• **How to complete this task**
The word "description" appears in some lines of the entries. Say how many, and give nothing but the number.

-- Dataset entries follows --

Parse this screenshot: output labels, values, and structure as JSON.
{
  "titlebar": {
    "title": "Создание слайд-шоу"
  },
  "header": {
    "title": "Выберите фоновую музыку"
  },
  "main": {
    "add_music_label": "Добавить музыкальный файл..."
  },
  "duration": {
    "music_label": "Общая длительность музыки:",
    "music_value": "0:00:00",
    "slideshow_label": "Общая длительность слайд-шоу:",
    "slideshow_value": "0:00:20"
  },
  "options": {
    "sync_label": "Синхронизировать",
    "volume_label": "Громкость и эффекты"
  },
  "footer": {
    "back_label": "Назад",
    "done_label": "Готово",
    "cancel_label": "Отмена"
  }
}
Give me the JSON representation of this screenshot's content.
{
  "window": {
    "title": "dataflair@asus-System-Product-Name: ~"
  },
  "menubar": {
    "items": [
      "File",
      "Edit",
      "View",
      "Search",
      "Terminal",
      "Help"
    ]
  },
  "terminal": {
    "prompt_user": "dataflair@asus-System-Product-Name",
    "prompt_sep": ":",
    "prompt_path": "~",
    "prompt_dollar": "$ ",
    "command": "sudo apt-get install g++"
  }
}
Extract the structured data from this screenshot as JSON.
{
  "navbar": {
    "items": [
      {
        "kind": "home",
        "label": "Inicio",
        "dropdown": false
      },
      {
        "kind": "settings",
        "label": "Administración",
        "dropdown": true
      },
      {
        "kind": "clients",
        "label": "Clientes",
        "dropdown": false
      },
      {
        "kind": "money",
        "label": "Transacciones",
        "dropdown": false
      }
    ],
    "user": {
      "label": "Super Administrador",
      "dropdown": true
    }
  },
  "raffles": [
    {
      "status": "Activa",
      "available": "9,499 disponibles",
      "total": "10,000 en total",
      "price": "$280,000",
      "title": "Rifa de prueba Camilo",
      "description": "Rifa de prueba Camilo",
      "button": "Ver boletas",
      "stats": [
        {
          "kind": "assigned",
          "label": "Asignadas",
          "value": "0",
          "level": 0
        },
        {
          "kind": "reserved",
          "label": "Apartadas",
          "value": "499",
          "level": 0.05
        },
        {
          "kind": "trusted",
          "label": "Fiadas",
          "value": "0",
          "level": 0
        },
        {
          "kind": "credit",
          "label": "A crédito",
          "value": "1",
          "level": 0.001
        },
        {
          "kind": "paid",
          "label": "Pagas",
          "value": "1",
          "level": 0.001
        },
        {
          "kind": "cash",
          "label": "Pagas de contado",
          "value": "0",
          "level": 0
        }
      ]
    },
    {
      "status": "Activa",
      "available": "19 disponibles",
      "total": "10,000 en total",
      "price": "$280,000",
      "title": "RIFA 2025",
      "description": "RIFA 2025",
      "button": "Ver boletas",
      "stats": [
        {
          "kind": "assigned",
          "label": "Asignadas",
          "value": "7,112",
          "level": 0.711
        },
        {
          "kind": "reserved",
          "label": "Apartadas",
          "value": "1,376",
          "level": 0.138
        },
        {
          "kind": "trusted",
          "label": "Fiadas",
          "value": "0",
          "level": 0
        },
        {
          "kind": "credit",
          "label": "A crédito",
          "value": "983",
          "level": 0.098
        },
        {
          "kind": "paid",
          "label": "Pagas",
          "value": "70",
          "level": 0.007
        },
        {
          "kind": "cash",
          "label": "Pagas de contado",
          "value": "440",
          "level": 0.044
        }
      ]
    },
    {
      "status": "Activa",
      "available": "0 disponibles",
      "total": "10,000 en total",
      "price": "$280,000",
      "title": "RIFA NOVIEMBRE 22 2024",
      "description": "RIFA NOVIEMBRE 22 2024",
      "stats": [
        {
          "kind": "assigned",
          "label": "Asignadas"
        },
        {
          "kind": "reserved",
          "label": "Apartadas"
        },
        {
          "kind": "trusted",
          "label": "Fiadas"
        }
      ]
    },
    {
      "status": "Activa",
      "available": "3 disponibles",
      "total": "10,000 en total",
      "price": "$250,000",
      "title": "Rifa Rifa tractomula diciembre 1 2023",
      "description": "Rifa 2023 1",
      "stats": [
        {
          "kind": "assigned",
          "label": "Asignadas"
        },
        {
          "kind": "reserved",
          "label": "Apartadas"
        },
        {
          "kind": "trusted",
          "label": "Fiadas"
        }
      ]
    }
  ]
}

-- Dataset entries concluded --

• **Output for this task**
4